▸ Problem description: The listing below is to be duplicated exactly, with every picture omitted.

▸ Data for this exercise:

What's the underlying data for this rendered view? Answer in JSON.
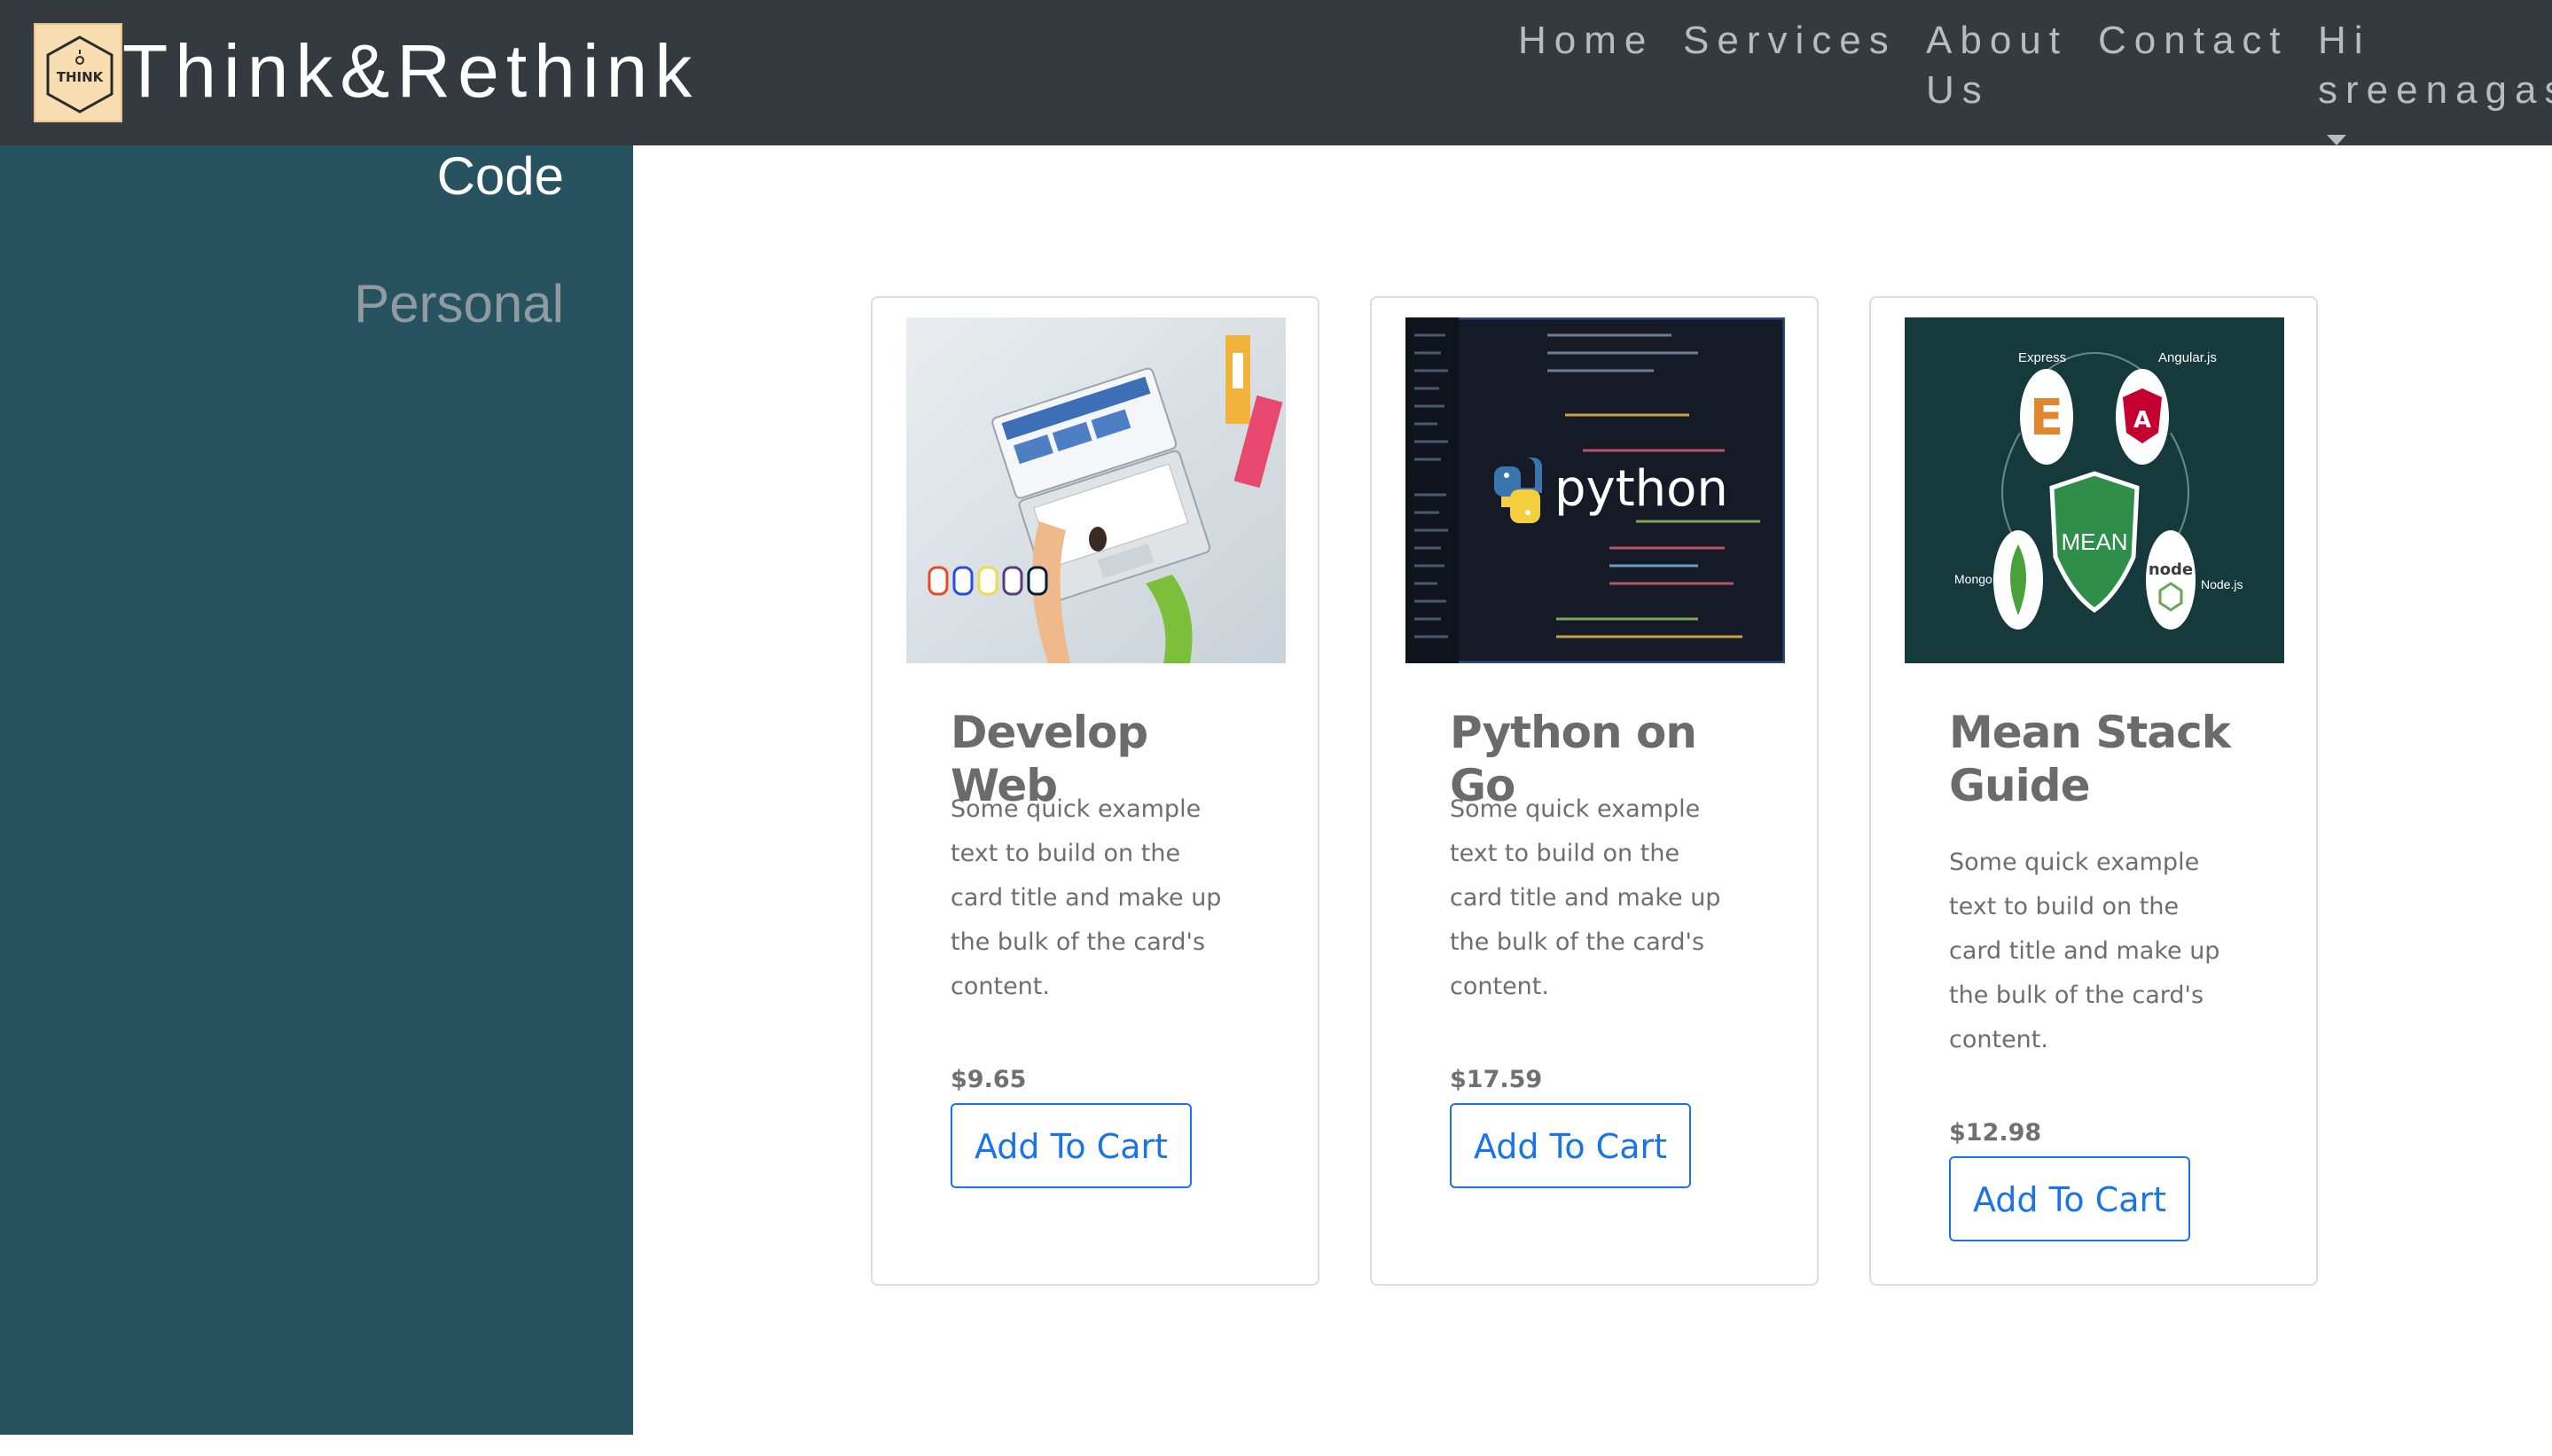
{
  "navbar": {
    "brand": "Think&Rethink",
    "logo_text": "THINK",
    "items": [
      {
        "label": "Home"
      },
      {
        "label": "Services"
      },
      {
        "label": "About Us"
      },
      {
        "label": "Contact"
      }
    ],
    "user_greeting": "Hi",
    "user_name": "sreenagas",
    "background_color": "#343a40"
  },
  "sidebar": {
    "items": [
      {
        "label": "Code",
        "active": true
      },
      {
        "label": "Personal",
        "active": false
      }
    ],
    "background_color": "#26535f"
  },
  "cards": [
    {
      "title": "Develop Web",
      "text": "Some quick example text to build on the card title and make up the bulk of the card's content.",
      "price": "$9.65",
      "button_label": "Add To Cart",
      "image_icon": "web-development-illustration"
    },
    {
      "title": "Python on Go",
      "text": "Some quick example text to build on the card title and make up the bulk of the card's content.",
      "price": "$17.59",
      "button_label": "Add To Cart",
      "image_icon": "python-code-illustration",
      "image_caption": "python"
    },
    {
      "title": "Mean Stack Guide",
      "text": "Some quick example text to build on the card title and make up the bulk of the card's content.",
      "price": "$12.98",
      "button_label": "Add To Cart",
      "image_icon": "mean-stack-illustration",
      "image_labels": [
        "Express",
        "Angular.js",
        "MEAN",
        "MongoDB",
        "Node.js"
      ]
    }
  ],
  "colors": {
    "accent": "#1a73e8",
    "title_gray": "#6b6b6b"
  }
}
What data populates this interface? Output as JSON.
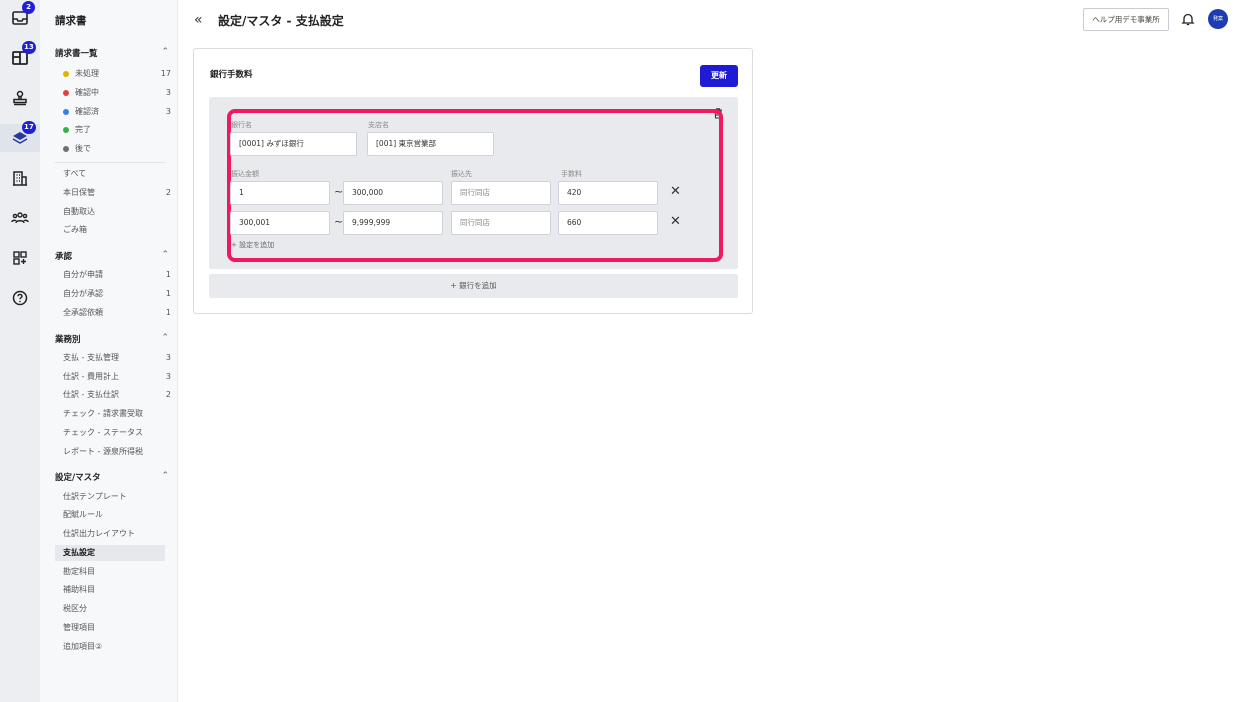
{
  "rail": {
    "items": [
      {
        "icon": "inbox-icon",
        "badge": "2"
      },
      {
        "icon": "layout-icon",
        "badge": "13"
      },
      {
        "icon": "stamp-icon",
        "badge": ""
      },
      {
        "icon": "layers-icon",
        "badge": "17"
      },
      {
        "icon": "building-icon",
        "badge": ""
      },
      {
        "icon": "users-icon",
        "badge": ""
      },
      {
        "icon": "apps-add-icon",
        "badge": ""
      },
      {
        "icon": "help-icon",
        "badge": ""
      }
    ]
  },
  "sidebar": {
    "title": "請求書",
    "invoice_list": {
      "label": "請求書一覧",
      "statuses": [
        {
          "label": "未処理",
          "count": "17",
          "color": "#e0b400"
        },
        {
          "label": "確認中",
          "count": "3",
          "color": "#e04040"
        },
        {
          "label": "確認済",
          "count": "3",
          "color": "#3d7be6"
        },
        {
          "label": "完了",
          "count": "",
          "color": "#36b24a"
        },
        {
          "label": "後で",
          "count": "",
          "color": "#6b6f78"
        }
      ],
      "others": [
        {
          "label": "すべて",
          "count": ""
        },
        {
          "label": "本日保管",
          "count": "2"
        },
        {
          "label": "自動取込",
          "count": ""
        },
        {
          "label": "ごみ箱",
          "count": ""
        }
      ]
    },
    "approval": {
      "label": "承認",
      "items": [
        {
          "label": "自分が申請",
          "count": "1"
        },
        {
          "label": "自分が承認",
          "count": "1"
        },
        {
          "label": "全承認依頼",
          "count": "1"
        }
      ]
    },
    "business": {
      "label": "業務別",
      "items": [
        {
          "label": "支払 - 支払管理",
          "count": "3"
        },
        {
          "label": "仕訳 - 費用計上",
          "count": "3"
        },
        {
          "label": "仕訳 - 支払仕訳",
          "count": "2"
        },
        {
          "label": "チェック - 請求書受取",
          "count": ""
        },
        {
          "label": "チェック - ステータス",
          "count": ""
        },
        {
          "label": "レポート - 源泉所得税",
          "count": ""
        }
      ]
    },
    "settings": {
      "label": "設定/マスタ",
      "items": [
        {
          "label": "仕訳テンプレート"
        },
        {
          "label": "配賦ルール"
        },
        {
          "label": "仕訳出力レイアウト"
        },
        {
          "label": "支払設定"
        },
        {
          "label": "勘定科目"
        },
        {
          "label": "補助科目"
        },
        {
          "label": "税区分"
        },
        {
          "label": "管理項目"
        },
        {
          "label": "追加項目②"
        }
      ]
    }
  },
  "header": {
    "back": "«",
    "title": "設定/マスタ - 支払設定",
    "help_button": "ヘルプ用デモ事業所",
    "avatar": "発案"
  },
  "card": {
    "title": "銀行手数料",
    "update_button": "更新",
    "bank_name_label": "銀行名",
    "bank_name_value": "[0001] みずほ銀行",
    "branch_label": "支店名",
    "branch_value": "[001] 東京営業部",
    "amount_label": "振込金額",
    "dest_label": "振込先",
    "fee_label": "手数料",
    "tilde": "~",
    "close_glyph": "✕",
    "rows": [
      {
        "from": "1",
        "to": "300,000",
        "dest": "同行同店",
        "fee": "420"
      },
      {
        "from": "300,001",
        "to": "9,999,999",
        "dest": "同行同店",
        "fee": "660"
      }
    ],
    "add_setting": "+ 設定を追加",
    "add_bank": "+ 銀行を追加"
  }
}
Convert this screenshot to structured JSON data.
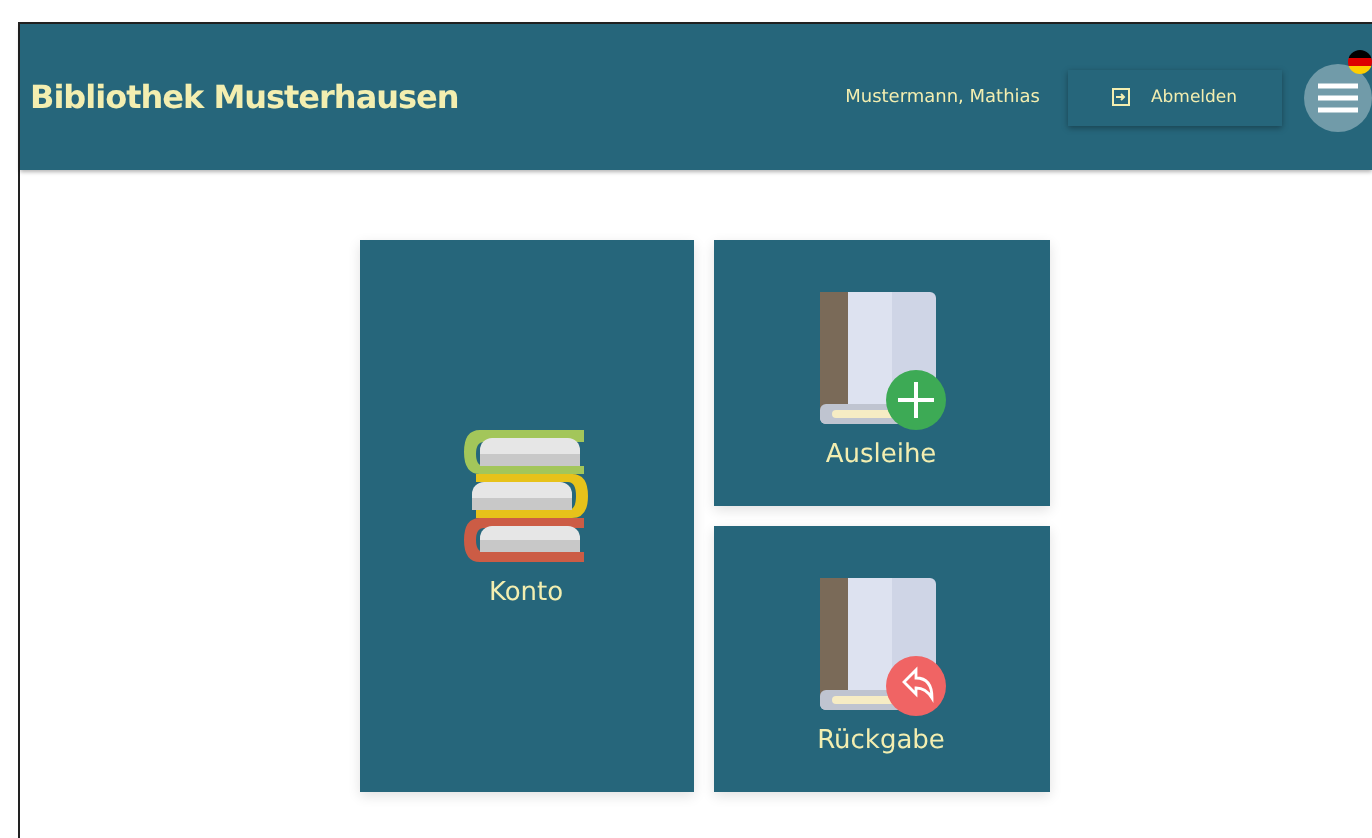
{
  "header": {
    "title": "Bibliothek Musterhausen",
    "user": "Mustermann, Mathias",
    "logout_button": "Abmelden"
  },
  "tiles": [
    {
      "kind": "stack",
      "label": "Konto"
    },
    {
      "kind": "add",
      "label": "Ausleihe"
    },
    {
      "kind": "return",
      "label": "Rückgabe"
    }
  ]
}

▸ Answer:
What's the underlying data for this rendered view? Answer in JSON.
{
  "navbar": {
    "brand": "Think&Rethink",
    "logo_text": "THINK",
    "items": [
      {
        "label": "Home"
      },
      {
        "label": "Services"
      },
      {
        "label": "About Us"
      },
      {
        "label": "Contact"
      }
    ],
    "user_greeting": "Hi",
    "user_name": "sreenagas",
    "background_color": "#343a40"
  },
  "sidebar": {
    "items": [
      {
        "label": "Code",
        "active": true
      },
      {
        "label": "Personal",
        "active": false
      }
    ],
    "background_color": "#26535f"
  },
  "cards": [
    {
      "title": "Develop Web",
      "text": "Some quick example text to build on the card title and make up the bulk of the card's content.",
      "price": "$9.65",
      "button_label": "Add To Cart",
      "image_icon": "web-development-illustration"
    },
    {
      "title": "Python on Go",
      "text": "Some quick example text to build on the card title and make up the bulk of the card's content.",
      "price": "$17.59",
      "button_label": "Add To Cart",
      "image_icon": "python-code-illustration",
      "image_caption": "python"
    },
    {
      "title": "Mean Stack Guide",
      "text": "Some quick example text to build on the card title and make up the bulk of the card's content.",
      "price": "$12.98",
      "button_label": "Add To Cart",
      "image_icon": "mean-stack-illustration",
      "image_labels": [
        "Express",
        "Angular.js",
        "MEAN",
        "MongoDB",
        "Node.js"
      ]
    }
  ],
  "colors": {
    "accent": "#1a73e8",
    "title_gray": "#6b6b6b"
  }
}
What data populates this interface? Output as JSON.
{
  "rail": {
    "items": [
      {
        "icon": "inbox-icon",
        "badge": "2"
      },
      {
        "icon": "layout-icon",
        "badge": "13"
      },
      {
        "icon": "stamp-icon",
        "badge": ""
      },
      {
        "icon": "layers-icon",
        "badge": "17"
      },
      {
        "icon": "building-icon",
        "badge": ""
      },
      {
        "icon": "users-icon",
        "badge": ""
      },
      {
        "icon": "apps-add-icon",
        "badge": ""
      },
      {
        "icon": "help-icon",
        "badge": ""
      }
    ]
  },
  "sidebar": {
    "title": "請求書",
    "invoice_list": {
      "label": "請求書一覧",
      "statuses": [
        {
          "label": "未処理",
          "count": "17",
          "color": "#e0b400"
        },
        {
          "label": "確認中",
          "count": "3",
          "color": "#e04040"
        },
        {
          "label": "確認済",
          "count": "3",
          "color": "#3d7be6"
        },
        {
          "label": "完了",
          "count": "",
          "color": "#36b24a"
        },
        {
          "label": "後で",
          "count": "",
          "color": "#6b6f78"
        }
      ],
      "others": [
        {
          "label": "すべて",
          "count": ""
        },
        {
          "label": "本日保管",
          "count": "2"
        },
        {
          "label": "自動取込",
          "count": ""
        },
        {
          "label": "ごみ箱",
          "count": ""
        }
      ]
    },
    "approval": {
      "label": "承認",
      "items": [
        {
          "label": "自分が申請",
          "count": "1"
        },
        {
          "label": "自分が承認",
          "count": "1"
        },
        {
          "label": "全承認依頼",
          "count": "1"
        }
      ]
    },
    "business": {
      "label": "業務別",
      "items": [
        {
          "label": "支払 - 支払管理",
          "count": "3"
        },
        {
          "label": "仕訳 - 費用計上",
          "count": "3"
        },
        {
          "label": "仕訳 - 支払仕訳",
          "count": "2"
        },
        {
          "label": "チェック - 請求書受取",
          "count": ""
        },
        {
          "label": "チェック - ステータス",
          "count": ""
        },
        {
          "label": "レポート - 源泉所得税",
          "count": ""
        }
      ]
    },
    "settings": {
      "label": "設定/マスタ",
      "items": [
        {
          "label": "仕訳テンプレート"
        },
        {
          "label": "配賦ルール"
        },
        {
          "label": "仕訳出力レイアウト"
        },
        {
          "label": "支払設定"
        },
        {
          "label": "勘定科目"
        },
        {
          "label": "補助科目"
        },
        {
          "label": "税区分"
        },
        {
          "label": "管理項目"
        },
        {
          "label": "追加項目②"
        }
      ]
    }
  },
  "header": {
    "back": "«",
    "title": "設定/マスタ - 支払設定",
    "help_button": "ヘルプ用デモ事業所",
    "avatar": "発案"
  },
  "card": {
    "title": "銀行手数料",
    "update_button": "更新",
    "bank_name_label": "銀行名",
    "bank_name_value": "[0001] みずほ銀行",
    "branch_label": "支店名",
    "branch_value": "[001] 東京営業部",
    "amount_label": "振込金額",
    "dest_label": "振込先",
    "fee_label": "手数料",
    "tilde": "~",
    "close_glyph": "✕",
    "rows": [
      {
        "from": "1",
        "to": "300,000",
        "dest": "同行同店",
        "fee": "420"
      },
      {
        "from": "300,001",
        "to": "9,999,999",
        "dest": "同行同店",
        "fee": "660"
      }
    ],
    "add_setting": "+ 設定を追加",
    "add_bank": "+ 銀行を追加"
  }
}
Convert this screenshot to structured JSON data.
{
  "header": {
    "title": "Bibliothek Musterhausen",
    "user": "Mustermann, Mathias",
    "logout_button": "Abmelden"
  },
  "tiles": [
    {
      "kind": "stack",
      "label": "Konto"
    },
    {
      "kind": "add",
      "label": "Ausleihe"
    },
    {
      "kind": "return",
      "label": "Rückgabe"
    }
  ]
}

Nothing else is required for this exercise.